■ WHAT THIS TASK INVOLVES ■
All lines of the following material must be written out exactly as they appear.

■ DATA ■
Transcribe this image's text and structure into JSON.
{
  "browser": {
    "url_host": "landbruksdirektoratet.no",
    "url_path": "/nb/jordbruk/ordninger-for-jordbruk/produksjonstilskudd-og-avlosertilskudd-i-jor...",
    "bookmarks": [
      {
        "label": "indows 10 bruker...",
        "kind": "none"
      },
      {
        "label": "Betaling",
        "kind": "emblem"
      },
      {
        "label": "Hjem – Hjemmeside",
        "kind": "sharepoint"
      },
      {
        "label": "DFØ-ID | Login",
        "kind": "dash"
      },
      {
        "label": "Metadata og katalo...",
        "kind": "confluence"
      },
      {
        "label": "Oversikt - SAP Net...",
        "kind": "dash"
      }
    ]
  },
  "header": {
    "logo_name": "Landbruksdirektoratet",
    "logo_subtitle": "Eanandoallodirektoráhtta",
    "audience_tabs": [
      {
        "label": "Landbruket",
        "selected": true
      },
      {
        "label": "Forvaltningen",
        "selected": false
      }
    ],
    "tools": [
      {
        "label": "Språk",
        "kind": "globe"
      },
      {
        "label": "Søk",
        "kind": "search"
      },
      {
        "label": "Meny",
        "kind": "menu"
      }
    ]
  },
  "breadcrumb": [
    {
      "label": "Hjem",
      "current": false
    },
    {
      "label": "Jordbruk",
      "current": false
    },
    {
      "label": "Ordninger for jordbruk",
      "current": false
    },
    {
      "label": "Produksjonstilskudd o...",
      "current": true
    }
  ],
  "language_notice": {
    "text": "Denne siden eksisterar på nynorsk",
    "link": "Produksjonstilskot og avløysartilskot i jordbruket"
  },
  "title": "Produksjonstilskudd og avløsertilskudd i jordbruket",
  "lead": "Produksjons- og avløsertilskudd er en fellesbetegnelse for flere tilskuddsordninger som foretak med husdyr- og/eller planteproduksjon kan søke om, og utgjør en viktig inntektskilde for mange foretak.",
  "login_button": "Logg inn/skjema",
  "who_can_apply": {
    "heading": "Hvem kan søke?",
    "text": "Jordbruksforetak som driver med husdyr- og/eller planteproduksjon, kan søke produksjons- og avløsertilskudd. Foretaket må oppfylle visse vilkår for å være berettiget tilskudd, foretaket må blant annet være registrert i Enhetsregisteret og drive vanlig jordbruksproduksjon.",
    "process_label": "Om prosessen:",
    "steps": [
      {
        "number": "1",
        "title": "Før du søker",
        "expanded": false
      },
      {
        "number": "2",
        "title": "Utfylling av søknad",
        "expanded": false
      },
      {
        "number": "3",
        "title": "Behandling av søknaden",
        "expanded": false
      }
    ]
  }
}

■ WRITTEN REPLY ■
Transcribe this image's text and structure into JSON.
{
  "browser": {
    "url_host": "landbruksdirektoratet.no",
    "url_path": "/nb/jordbruk/ordninger-for-jordbruk/produksjonstilskudd-og-avlosertilskudd-i-jor...",
    "bookmarks": [
      {
        "label": "indows 10 bruker...",
        "kind": "none"
      },
      {
        "label": "Betaling",
        "kind": "emblem"
      },
      {
        "label": "Hjem – Hjemmeside",
        "kind": "sharepoint"
      },
      {
        "label": "DFØ-ID | Login",
        "kind": "dash"
      },
      {
        "label": "Metadata og katalo...",
        "kind": "confluence"
      },
      {
        "label": "Oversikt - SAP Net...",
        "kind": "dash"
      }
    ]
  },
  "header": {
    "logo_name": "Landbruksdirektoratet",
    "logo_subtitle": "Eanandoallodirektoráhtta",
    "audience_tabs": [
      {
        "label": "Landbruket",
        "selected": true
      },
      {
        "label": "Forvaltningen",
        "selected": false
      }
    ],
    "tools": [
      {
        "label": "Språk",
        "kind": "globe"
      },
      {
        "label": "Søk",
        "kind": "search"
      },
      {
        "label": "Meny",
        "kind": "menu"
      }
    ]
  },
  "breadcrumb": [
    {
      "label": "Hjem",
      "current": false
    },
    {
      "label": "Jordbruk",
      "current": false
    },
    {
      "label": "Ordninger for jordbruk",
      "current": false
    },
    {
      "label": "Produksjonstilskudd o...",
      "current": true
    }
  ],
  "language_notice": {
    "text": "Denne siden eksisterar på nynorsk",
    "link": "Produksjonstilskot og avløysartilskot i jordbruket"
  },
  "title": "Produksjonstilskudd og avløsertilskudd i jordbruket",
  "lead": "Produksjons- og avløsertilskudd er en fellesbetegnelse for flere tilskuddsordninger som foretak med husdyr- og/eller planteproduksjon kan søke om, og utgjør en viktig inntektskilde for mange foretak.",
  "login_button": "Logg inn/skjema",
  "who_can_apply": {
    "heading": "Hvem kan søke?",
    "text": "Jordbruksforetak som driver med husdyr- og/eller planteproduksjon, kan søke produksjons- og avløsertilskudd. Foretaket må oppfylle visse vilkår for å være berettiget tilskudd, foretaket må blant annet være registrert i Enhetsregisteret og drive vanlig jordbruksproduksjon.",
    "process_label": "Om prosessen:",
    "steps": [
      {
        "number": "1",
        "title": "Før du søker",
        "expanded": false
      },
      {
        "number": "2",
        "title": "Utfylling av søknad",
        "expanded": false
      },
      {
        "number": "3",
        "title": "Behandling av søknaden",
        "expanded": false
      }
    ]
  }
}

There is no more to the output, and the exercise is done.